The Galapagos National Park said La Cumbre volcano began spewing lava, gas and smoke and steam on uninhabited Fernandina Island on Saturday after four years of inactivity.
Following a flight over the island, Galapagos National Park official Oscar Carvajal said, "We saw a crack 200 meters long from which lava is coming out."
Carvajal said rivers of lava were also sighted moving to other points of the island.
The park said in a statement that the eruption is not a threat to people living on nearby Isabela Island, but lava flowing to the sea is likely to affect marine and terrestrial iguanas and other fauna.
A park official told AP Television that it was hoped the heat from the eruption would alert the maritime iguanas and the birds and instinct would force them to leave.
There are around 700,000 maritime iguanas at Galapagos National Park, a colony of 300 live in Fernandina island.
The Galapagos are home to unique animal and plant species that became the basis for much of Charles Darwin's theory of evolution.
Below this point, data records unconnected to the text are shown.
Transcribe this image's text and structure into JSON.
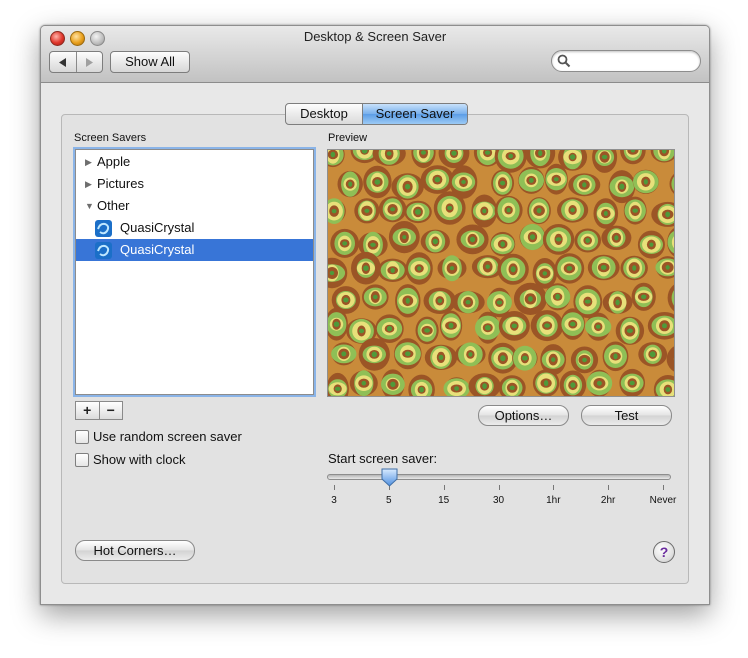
{
  "window": {
    "title": "Desktop & Screen Saver"
  },
  "toolbar": {
    "show_all_label": "Show All",
    "back_icon": "back-arrow-icon",
    "forward_icon": "forward-arrow-icon"
  },
  "search": {
    "value": "",
    "placeholder": ""
  },
  "tabs": [
    {
      "label": "Desktop",
      "selected": false
    },
    {
      "label": "Screen Saver",
      "selected": true
    }
  ],
  "screen_savers": {
    "header": "Screen Savers",
    "items": [
      {
        "label": "Apple",
        "type": "group",
        "expanded": false
      },
      {
        "label": "Pictures",
        "type": "group",
        "expanded": false
      },
      {
        "label": "Other",
        "type": "group",
        "expanded": true
      },
      {
        "label": "QuasiCrystal",
        "type": "item",
        "selected": false
      },
      {
        "label": "QuasiCrystal",
        "type": "item",
        "selected": true
      }
    ]
  },
  "list_controls": {
    "plus": "+",
    "minus": "−"
  },
  "preview": {
    "header": "Preview",
    "colors": [
      "#9b5526",
      "#c98b3a",
      "#e8e07a",
      "#8fbf56",
      "#4f9a3a"
    ]
  },
  "buttons": {
    "options": "Options…",
    "test": "Test",
    "hot_corners": "Hot Corners…",
    "help": "?"
  },
  "options": {
    "random": {
      "label": "Use random screen saver",
      "checked": false
    },
    "clock": {
      "label": "Show with clock",
      "checked": false
    }
  },
  "start_slider": {
    "label": "Start screen saver:",
    "ticks": [
      "3",
      "5",
      "15",
      "30",
      "1hr",
      "2hr",
      "Never"
    ],
    "selected": "5"
  }
}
The remote island chain owes its existence to volcanic activity and most of the islands are relatively young in geological terms.
(AP Photo/Galapagos National Park)
Scientists say Fernandina, with 250 square miles, is the island with the most volcanic activity in the archipelago but other islands have also seen eruptions in recent decades.
La Cumbre, 4,842 feet, last erupted in May 2005.